Show every line of the data that includes the word "virtual".
Start of THE DATA
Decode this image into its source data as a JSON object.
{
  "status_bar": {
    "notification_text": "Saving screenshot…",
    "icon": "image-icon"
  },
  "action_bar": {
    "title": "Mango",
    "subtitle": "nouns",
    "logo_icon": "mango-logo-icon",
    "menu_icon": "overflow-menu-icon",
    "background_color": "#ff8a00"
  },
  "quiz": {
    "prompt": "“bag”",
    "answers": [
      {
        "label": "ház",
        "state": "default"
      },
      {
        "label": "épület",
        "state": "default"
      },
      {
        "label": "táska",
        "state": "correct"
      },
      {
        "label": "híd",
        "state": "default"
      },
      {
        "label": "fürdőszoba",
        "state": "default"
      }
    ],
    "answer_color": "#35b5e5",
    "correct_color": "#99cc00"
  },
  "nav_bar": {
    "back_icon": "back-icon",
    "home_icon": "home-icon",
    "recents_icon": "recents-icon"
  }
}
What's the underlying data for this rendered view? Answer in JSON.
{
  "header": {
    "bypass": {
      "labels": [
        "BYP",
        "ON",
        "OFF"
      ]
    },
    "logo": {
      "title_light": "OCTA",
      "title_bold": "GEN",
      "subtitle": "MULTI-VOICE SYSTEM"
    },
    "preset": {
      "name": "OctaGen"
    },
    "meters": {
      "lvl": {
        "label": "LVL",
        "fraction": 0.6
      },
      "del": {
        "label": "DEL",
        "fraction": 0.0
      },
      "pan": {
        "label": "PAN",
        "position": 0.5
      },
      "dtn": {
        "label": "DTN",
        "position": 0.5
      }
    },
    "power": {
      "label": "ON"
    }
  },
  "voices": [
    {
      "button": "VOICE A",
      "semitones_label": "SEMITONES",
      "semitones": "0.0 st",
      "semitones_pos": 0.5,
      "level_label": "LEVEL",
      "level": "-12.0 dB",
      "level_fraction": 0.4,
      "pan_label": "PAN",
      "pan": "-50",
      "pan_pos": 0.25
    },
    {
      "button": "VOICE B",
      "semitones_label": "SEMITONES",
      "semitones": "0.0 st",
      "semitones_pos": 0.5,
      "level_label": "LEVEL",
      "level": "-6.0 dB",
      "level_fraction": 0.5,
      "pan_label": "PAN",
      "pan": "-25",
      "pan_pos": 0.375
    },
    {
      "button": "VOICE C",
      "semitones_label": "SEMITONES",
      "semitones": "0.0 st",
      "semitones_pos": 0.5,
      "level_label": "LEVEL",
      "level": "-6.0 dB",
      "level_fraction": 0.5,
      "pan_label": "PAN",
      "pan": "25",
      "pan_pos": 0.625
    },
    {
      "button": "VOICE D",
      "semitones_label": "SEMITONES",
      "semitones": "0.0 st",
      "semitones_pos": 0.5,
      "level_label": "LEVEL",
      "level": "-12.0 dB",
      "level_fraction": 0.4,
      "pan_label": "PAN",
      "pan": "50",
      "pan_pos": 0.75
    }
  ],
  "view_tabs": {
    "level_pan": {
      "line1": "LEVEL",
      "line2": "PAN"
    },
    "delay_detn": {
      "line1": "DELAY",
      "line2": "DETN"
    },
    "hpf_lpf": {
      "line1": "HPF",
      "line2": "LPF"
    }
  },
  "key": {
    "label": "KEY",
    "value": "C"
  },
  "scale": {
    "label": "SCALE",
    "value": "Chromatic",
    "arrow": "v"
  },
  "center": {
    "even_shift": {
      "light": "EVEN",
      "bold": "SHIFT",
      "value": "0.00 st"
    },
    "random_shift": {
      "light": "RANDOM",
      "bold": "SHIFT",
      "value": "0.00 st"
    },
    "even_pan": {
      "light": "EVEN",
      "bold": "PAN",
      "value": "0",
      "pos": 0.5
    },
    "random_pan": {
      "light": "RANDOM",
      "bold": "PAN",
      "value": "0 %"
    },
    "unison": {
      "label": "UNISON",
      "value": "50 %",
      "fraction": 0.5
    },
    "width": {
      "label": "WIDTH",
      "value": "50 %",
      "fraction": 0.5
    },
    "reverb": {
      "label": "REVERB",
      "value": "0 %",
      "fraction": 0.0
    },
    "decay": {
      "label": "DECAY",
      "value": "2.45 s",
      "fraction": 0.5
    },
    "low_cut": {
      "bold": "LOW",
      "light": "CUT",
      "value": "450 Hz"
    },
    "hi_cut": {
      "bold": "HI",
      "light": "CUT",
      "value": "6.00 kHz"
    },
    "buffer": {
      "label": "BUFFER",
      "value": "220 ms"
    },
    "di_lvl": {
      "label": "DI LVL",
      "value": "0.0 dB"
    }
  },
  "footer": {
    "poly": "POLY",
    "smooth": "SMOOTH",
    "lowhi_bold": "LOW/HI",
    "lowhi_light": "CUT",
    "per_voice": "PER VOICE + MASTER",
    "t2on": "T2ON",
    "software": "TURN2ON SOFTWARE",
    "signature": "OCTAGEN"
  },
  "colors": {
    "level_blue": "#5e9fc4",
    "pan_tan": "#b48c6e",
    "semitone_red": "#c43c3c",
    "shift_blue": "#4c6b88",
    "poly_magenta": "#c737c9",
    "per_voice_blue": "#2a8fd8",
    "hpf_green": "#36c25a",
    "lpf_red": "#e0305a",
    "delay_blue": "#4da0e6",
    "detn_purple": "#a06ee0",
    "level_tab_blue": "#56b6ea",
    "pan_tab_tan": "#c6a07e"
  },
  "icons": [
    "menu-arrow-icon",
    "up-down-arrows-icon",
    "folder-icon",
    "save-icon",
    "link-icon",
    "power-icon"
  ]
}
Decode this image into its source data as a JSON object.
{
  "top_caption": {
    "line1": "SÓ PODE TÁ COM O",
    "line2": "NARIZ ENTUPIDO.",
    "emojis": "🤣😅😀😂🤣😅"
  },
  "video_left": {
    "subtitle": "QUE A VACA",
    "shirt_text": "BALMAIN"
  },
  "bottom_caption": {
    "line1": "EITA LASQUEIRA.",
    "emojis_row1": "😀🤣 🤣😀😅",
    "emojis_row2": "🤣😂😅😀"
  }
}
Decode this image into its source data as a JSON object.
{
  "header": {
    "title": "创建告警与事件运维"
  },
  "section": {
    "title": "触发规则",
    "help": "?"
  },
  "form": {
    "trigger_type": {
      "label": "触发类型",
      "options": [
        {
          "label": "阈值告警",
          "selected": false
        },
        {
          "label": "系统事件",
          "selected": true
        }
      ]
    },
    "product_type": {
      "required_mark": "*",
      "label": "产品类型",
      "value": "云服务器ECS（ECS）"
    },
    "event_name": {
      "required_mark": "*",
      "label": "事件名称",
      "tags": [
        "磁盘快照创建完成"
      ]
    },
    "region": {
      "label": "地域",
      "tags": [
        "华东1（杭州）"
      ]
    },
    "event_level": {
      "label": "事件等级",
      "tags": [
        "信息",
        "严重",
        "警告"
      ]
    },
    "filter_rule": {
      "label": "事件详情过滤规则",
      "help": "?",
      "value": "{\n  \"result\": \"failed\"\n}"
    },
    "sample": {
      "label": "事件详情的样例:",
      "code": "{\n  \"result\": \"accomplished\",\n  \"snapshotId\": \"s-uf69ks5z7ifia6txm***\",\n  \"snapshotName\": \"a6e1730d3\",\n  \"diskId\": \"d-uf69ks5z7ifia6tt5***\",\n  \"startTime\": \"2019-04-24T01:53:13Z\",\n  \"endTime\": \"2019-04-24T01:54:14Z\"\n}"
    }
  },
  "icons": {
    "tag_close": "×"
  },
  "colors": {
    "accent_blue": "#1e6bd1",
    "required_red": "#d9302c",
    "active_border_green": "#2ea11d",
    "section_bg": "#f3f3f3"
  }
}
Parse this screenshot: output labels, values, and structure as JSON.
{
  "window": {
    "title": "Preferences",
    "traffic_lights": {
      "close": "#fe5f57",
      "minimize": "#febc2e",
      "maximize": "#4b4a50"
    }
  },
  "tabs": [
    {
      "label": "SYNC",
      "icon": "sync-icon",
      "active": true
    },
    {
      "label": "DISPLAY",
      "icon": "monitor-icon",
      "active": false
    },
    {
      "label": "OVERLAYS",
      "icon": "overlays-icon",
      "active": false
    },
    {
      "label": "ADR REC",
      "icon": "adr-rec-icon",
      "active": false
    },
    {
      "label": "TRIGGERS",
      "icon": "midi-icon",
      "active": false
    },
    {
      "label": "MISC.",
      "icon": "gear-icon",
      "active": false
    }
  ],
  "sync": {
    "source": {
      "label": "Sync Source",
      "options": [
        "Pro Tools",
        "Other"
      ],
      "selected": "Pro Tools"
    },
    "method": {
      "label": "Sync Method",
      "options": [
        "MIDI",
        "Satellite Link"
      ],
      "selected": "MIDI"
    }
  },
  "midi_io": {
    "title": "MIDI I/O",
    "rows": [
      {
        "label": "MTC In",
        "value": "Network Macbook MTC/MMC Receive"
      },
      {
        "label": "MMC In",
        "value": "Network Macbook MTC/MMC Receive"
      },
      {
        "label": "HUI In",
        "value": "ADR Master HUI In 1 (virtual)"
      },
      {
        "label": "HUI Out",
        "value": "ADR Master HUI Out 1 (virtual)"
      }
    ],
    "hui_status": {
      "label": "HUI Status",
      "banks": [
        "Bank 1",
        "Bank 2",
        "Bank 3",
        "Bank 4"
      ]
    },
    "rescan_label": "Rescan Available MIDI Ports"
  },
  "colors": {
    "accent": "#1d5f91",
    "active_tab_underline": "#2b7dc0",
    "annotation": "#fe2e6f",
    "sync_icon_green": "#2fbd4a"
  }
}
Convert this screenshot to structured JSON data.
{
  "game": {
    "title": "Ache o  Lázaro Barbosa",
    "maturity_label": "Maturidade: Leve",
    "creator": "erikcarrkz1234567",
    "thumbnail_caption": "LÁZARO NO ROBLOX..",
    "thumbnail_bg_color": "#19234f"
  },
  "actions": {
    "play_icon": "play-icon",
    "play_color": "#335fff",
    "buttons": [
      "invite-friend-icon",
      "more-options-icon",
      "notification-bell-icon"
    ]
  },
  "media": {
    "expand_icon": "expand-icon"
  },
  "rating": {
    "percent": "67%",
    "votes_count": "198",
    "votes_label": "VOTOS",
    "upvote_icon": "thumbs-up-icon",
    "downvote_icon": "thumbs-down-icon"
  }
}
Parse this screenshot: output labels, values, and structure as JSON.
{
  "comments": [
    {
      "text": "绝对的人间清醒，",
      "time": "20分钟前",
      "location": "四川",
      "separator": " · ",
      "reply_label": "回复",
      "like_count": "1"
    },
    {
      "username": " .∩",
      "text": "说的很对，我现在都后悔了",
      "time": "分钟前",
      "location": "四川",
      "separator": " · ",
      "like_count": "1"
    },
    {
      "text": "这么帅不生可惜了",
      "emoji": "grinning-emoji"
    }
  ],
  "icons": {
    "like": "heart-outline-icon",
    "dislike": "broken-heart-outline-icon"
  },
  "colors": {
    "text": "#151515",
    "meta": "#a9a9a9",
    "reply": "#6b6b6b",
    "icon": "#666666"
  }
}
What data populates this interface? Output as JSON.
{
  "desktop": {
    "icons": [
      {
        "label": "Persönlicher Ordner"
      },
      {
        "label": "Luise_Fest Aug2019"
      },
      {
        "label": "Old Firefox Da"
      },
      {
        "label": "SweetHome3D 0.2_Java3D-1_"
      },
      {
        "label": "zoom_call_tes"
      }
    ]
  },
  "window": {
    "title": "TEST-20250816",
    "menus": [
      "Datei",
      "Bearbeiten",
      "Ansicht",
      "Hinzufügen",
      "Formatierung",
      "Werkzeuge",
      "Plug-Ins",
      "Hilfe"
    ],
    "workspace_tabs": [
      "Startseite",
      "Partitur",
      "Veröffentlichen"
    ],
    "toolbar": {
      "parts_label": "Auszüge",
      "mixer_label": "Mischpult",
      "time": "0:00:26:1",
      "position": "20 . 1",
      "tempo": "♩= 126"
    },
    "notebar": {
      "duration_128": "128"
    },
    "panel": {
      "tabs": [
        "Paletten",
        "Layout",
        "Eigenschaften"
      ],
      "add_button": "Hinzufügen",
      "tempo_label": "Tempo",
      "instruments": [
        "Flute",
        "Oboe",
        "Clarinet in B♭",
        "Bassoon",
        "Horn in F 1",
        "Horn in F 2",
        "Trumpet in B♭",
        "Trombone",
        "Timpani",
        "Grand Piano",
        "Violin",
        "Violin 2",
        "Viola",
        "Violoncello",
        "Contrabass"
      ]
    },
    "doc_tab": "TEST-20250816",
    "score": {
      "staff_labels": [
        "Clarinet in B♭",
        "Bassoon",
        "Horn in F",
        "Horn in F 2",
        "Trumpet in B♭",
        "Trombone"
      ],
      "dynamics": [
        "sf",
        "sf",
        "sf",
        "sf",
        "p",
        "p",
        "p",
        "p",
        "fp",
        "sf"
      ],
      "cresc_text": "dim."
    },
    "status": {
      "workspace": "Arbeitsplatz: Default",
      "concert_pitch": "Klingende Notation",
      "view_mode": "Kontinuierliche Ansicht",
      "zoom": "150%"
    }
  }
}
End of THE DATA
**ANSWER TO THIS EXERCISE**
        "value": "ADR Master HUI In 1 (virtual)"
        "value": "ADR Master HUI Out 1 (virtual)"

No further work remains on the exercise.